The Potential to Reduce 90% of Road Fatalities
About 1.35 million people are killed worldwide in traffic accidents each year. That’s more fatalities than from AIDS, tuberculosis or even the most extreme projections of the coronavirus (COVID-19). Unsurprisingly 94% of all serious crashes were caused by driver-related factors, such as impaired driving, distractions, speeding or other illegal driving behavior.
Fully autonomous vehicles (AVs), unlike human drivers, won’t get distracted, fatigued, or influenced by alcohol. According to the US Department of Transportation, the potential of autonomous vehicles to reduce injuries and deaths cannot be overstated.
In 2016, scientists launched the Moral Machine, an online survey that explored moral issues regarding autonomous vehicles in unavoidable accidents. Participants were asked which potential victims should be spared based on their age, gender and socio-economic background. In other words, should an autonomous car hit two children or two joggers and an old person? Interestingly, people from different cultures provided different answers. Other scientists believe that deliberating over which people to hit is like worrying about asteroid strikes.

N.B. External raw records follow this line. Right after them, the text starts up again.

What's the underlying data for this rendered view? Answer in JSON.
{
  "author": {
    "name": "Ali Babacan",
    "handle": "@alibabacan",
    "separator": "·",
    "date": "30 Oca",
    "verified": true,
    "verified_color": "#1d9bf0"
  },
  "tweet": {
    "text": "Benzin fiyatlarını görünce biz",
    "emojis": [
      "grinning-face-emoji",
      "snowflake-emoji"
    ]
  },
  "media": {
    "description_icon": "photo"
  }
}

The Five Levels of Autonomy
But to really understand the issues surrounding autonomous driving, it’s important to take a deeper look. The Society of Automotive Engineers has defined five levels of driving automation that range from Level 0, which includes driver support features such as automatic emergency braking, to Level 5, which is fully automatic/autonomous driving under all conditions.
Reducing accidents by up to 90% could save the US economy nearly $190 billion since for every person killed in a motor-vehicle accident, 8 are hospitalized and 100 are treated in emergency rooms.

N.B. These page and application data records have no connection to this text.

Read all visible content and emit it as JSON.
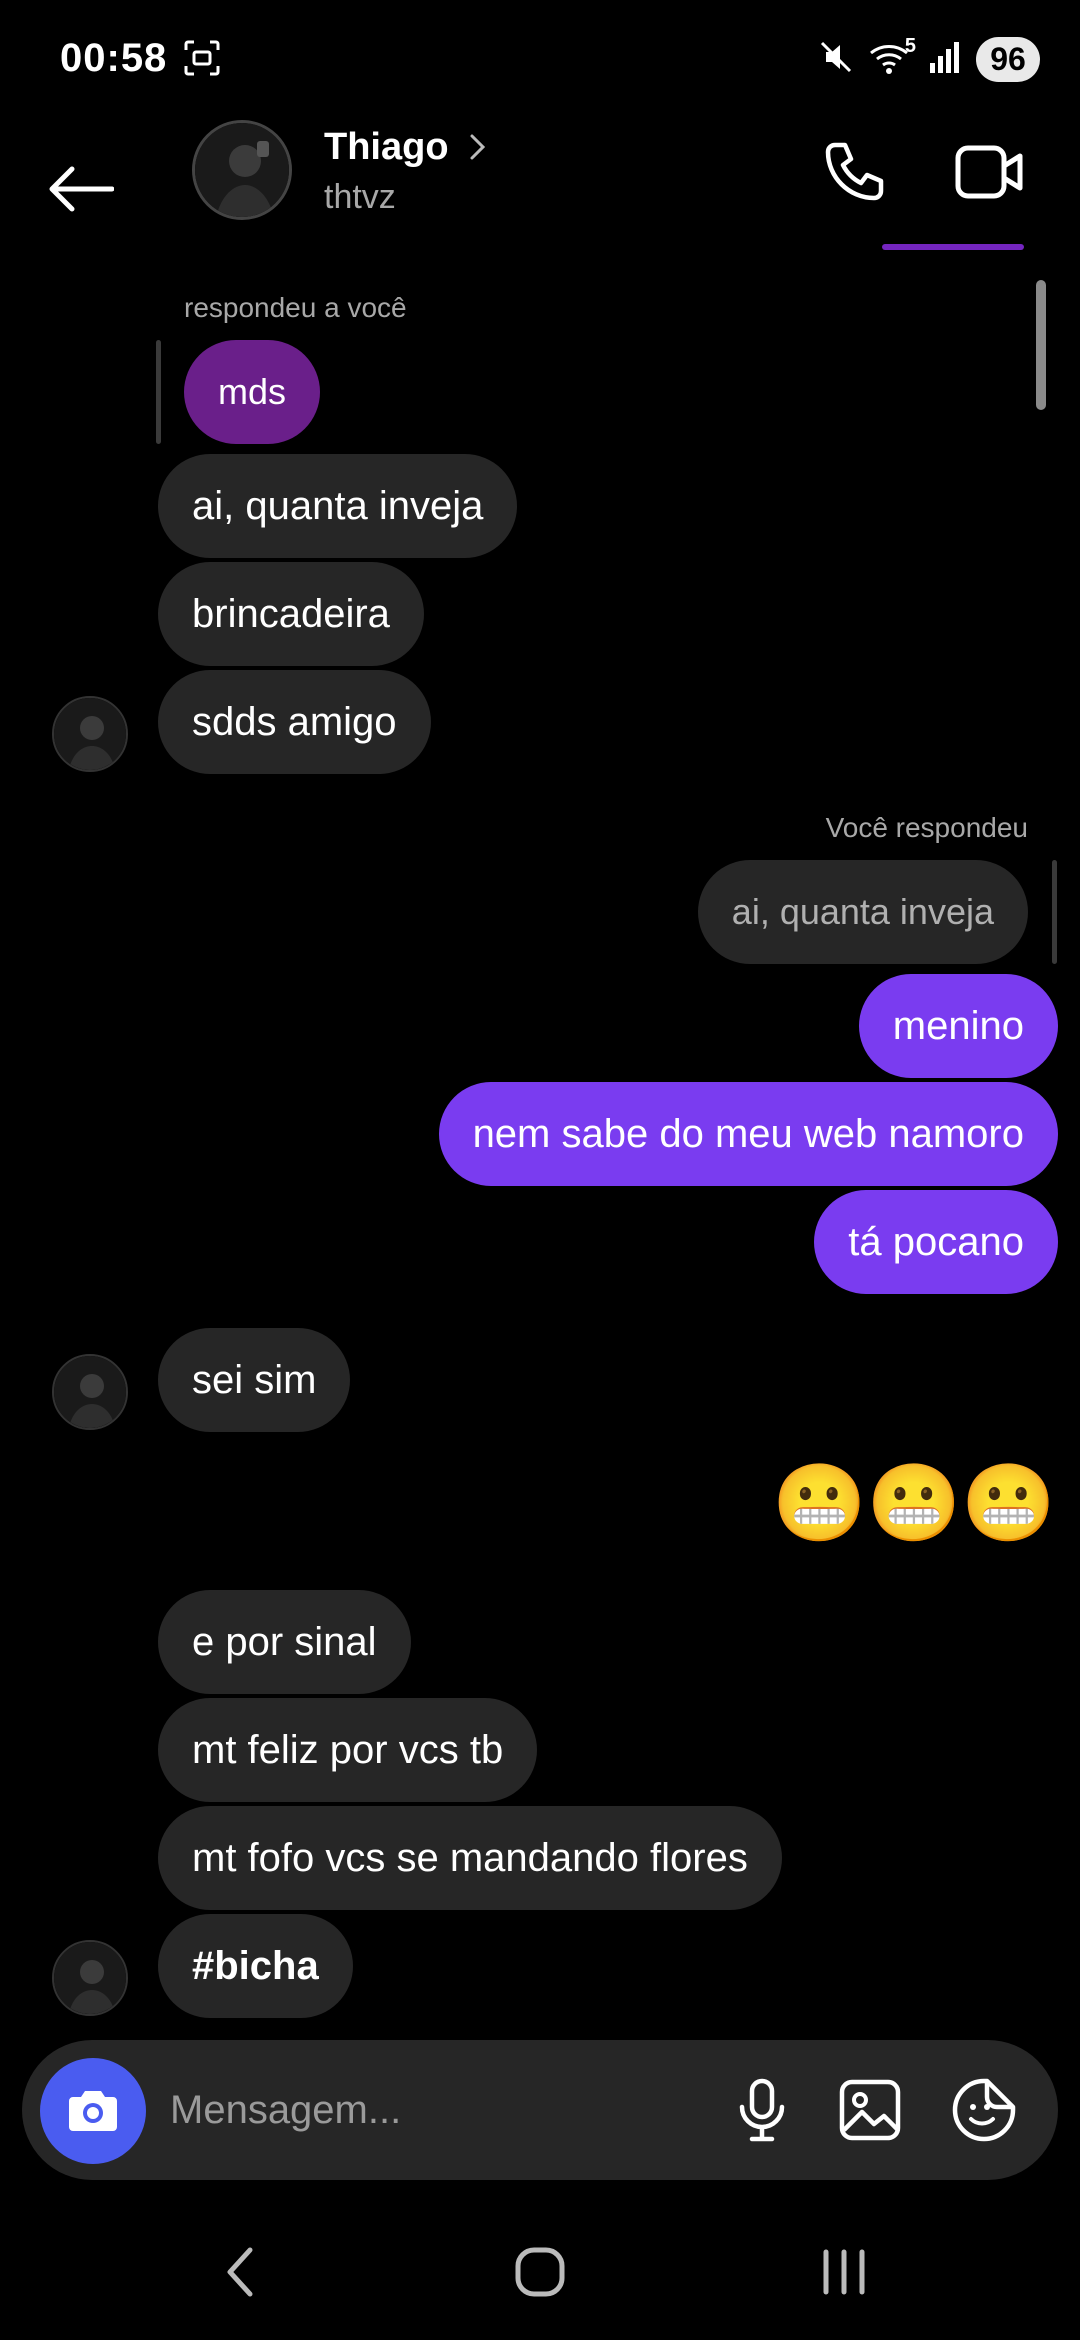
{
  "status_bar": {
    "time": "00:58",
    "battery": "96",
    "network_badge": "5",
    "icons": [
      "screenshot-icon",
      "mute-icon",
      "wifi-icon",
      "signal-icon"
    ]
  },
  "header": {
    "name": "Thiago",
    "username": "thtvz",
    "icons": [
      "back-arrow-icon",
      "chevron-right-icon",
      "phone-icon",
      "video-camera-icon"
    ]
  },
  "messages": {
    "reply_label_in": "respondeu a você",
    "reply_quote_in": "mds",
    "m1": "ai, quanta inveja",
    "m2": "brincadeira",
    "m3": "sdds amigo",
    "reply_label_out": "Você respondeu",
    "reply_quote_out": "ai, quanta inveja",
    "m4": "menino",
    "m5": "nem sabe do meu web namoro",
    "m6": "tá pocano",
    "m7": "sei sim",
    "m8": "😬😬😬",
    "m9": "e por sinal",
    "m10": "mt feliz por vcs tb",
    "m11": "mt fofo vcs se mandando flores",
    "m12": "#bicha"
  },
  "composer": {
    "placeholder": "Mensagem...",
    "icons": [
      "camera-icon",
      "microphone-icon",
      "gallery-icon",
      "sticker-icon"
    ]
  },
  "nav": {
    "icons": [
      "nav-back-icon",
      "nav-home-icon",
      "nav-recents-icon"
    ]
  },
  "colors": {
    "background": "#000000",
    "incoming_bubble": "#262626",
    "outgoing_bubble": "#7a3cf0",
    "reply_purple": "#6a1f8a",
    "camera_button": "#4a5cf0"
  }
}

In addition to the cost savings, autonomous vehicles could free up as much as 50 minutes a day for riders who will be able to work, relax, or access infotainment instead of driving. Globally, commuters may save up to one billion hours—about 114,000 years—and spend up $5.6 billion per year on digital media and services.

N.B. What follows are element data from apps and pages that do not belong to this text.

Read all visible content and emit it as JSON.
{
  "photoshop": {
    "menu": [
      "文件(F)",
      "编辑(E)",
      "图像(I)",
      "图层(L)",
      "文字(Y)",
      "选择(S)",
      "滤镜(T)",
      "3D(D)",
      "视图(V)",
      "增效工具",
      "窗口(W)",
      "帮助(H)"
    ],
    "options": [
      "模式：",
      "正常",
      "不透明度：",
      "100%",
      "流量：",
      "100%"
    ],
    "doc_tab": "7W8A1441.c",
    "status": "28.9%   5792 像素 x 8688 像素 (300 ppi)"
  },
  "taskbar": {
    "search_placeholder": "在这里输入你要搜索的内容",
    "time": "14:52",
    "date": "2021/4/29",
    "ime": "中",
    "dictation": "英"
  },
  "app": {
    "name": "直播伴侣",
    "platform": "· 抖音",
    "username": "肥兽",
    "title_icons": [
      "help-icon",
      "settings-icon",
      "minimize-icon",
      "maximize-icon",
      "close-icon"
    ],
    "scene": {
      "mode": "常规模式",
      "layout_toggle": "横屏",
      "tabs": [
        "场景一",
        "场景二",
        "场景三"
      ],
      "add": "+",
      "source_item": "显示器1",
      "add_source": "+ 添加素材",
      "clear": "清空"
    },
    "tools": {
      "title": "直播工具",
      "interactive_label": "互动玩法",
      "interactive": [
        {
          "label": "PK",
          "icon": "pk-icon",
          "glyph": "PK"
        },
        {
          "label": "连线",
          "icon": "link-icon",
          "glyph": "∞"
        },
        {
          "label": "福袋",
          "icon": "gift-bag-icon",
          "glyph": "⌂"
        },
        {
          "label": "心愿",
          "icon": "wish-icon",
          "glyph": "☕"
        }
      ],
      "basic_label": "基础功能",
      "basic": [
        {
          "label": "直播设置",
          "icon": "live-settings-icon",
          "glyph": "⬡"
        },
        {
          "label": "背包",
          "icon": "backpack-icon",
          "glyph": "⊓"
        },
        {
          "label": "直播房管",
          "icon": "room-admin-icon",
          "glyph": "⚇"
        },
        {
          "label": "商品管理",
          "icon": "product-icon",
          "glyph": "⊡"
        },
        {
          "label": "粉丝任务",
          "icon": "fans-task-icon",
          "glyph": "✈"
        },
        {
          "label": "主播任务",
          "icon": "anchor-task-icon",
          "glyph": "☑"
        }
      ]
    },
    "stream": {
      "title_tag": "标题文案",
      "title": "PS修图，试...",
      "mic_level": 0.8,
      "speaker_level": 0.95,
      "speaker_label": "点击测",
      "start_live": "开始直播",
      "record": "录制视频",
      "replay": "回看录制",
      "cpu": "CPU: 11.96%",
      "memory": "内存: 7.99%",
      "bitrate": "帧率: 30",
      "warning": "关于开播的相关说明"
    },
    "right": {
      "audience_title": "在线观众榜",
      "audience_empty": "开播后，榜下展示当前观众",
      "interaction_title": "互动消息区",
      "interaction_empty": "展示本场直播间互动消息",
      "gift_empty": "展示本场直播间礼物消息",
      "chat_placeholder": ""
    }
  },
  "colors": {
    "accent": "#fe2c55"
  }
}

The Long (?) Road Ahead
A few years ago, most of the OEMs and AV vendors predicted that they would offer full, Level 5 autonomy by 2020 or 2021. Tesla is running ahead of schedule and may release its full autonomy Autopilot feature for a limited beta test by the end of 2020.
However, most OEMs and other industry players have admitted that the challenge has been a bit more formidable than previously thought. In April 2019, the CEO of Ford publicly stated that they had “overestimated the arrival of autonomous vehicles” and that Ford’s 2021 AVs would be geo-fenced and operate only within specific areas that have been precisely and carefully mapped.
So what happened? First, human driving behavior and the outliers—the unusual events—have been proven to be more erratic and more difficult to anticipate than previously thought. Second, the AV industry has been stung by 16 high-profile fatalities since May 2016 involving cars with Level 2 and Level 3 autonomy and drivers (or “safety drivers”) who failed to reassert control over the vehicles, usually because they were not following proper procedures, a fact that was omitted from most news coverage.
One of the most infamous accidents occurred in March 2018 when an Uber self-driving vehicle killed a jaywalker. The accident was caused by a series of errors, ranging from a single safety driver who was allegedly watching a video to poor programming logic for predicting the movements of pedestrians who neglected to use crosswalks (a.k.a. law-breaking jaywalkers).
Steve Wozniak, who used to be an avid AV evangelist is now unsure whether Level 5 autonomy will occur in his lifetime. GuardKnox CEO, Moshe Shlisel, doubts whether people will entrust the wellbeing of loved ones to driverless Level 5 robo-taxis due to cybersecurity concerns and ethical issues surrounding unavoidable accidents.
In addition to the cybersecurity issues, the erratic behavior of human drivers, and recklessness of jaywalking pedestrians, autonomous vehicles will need to be 20-40 times faster than today... Vehicles with semi-autonomous features currently have network speeds ranging from 500 Kbps to 1 Mbps, but Level 4 and 5 autonomous vehicles will require network speeds of 10-20 Gbps in order to support . LIDAR and numerous other sensors that will generate
Worth the Wait
While full Level 5 autonomy that’s able to handle Bolivia’s “Road of Death” may never arrive, the ability to save more than a million lives each year is enough incentive to keep working.
In 2019, autonomous test vehicles from 36 companies drove 2.9 million miles in California and Nuro’s R1 vehicle started delivering groceries and pizzas in Arizona and Texas, even though its vehicles lack side-view mirrors or a windshield. In other words, incremental progress is being made, even on the regulatory front.
The 2020 Tokyo Olympics, now scheduled for 2021, were slated to be a big reveal of autonomous vehicle technology that would demonstrate Japan’s technological prowess. Plans for the Olympics include more than 3,700 mobility products and autonomous vehicles, ranging from Level 4 robo-taxis to Toyota’s e-Palette modular, multi-purpose autonomous vehicles.
The upside of the new date for the Olympics is that there will be more time to improve the performance of the AVs as well as implement the cybersecurity solutions that can mitigate the potential risks to AVs and connected vehicles from hackers.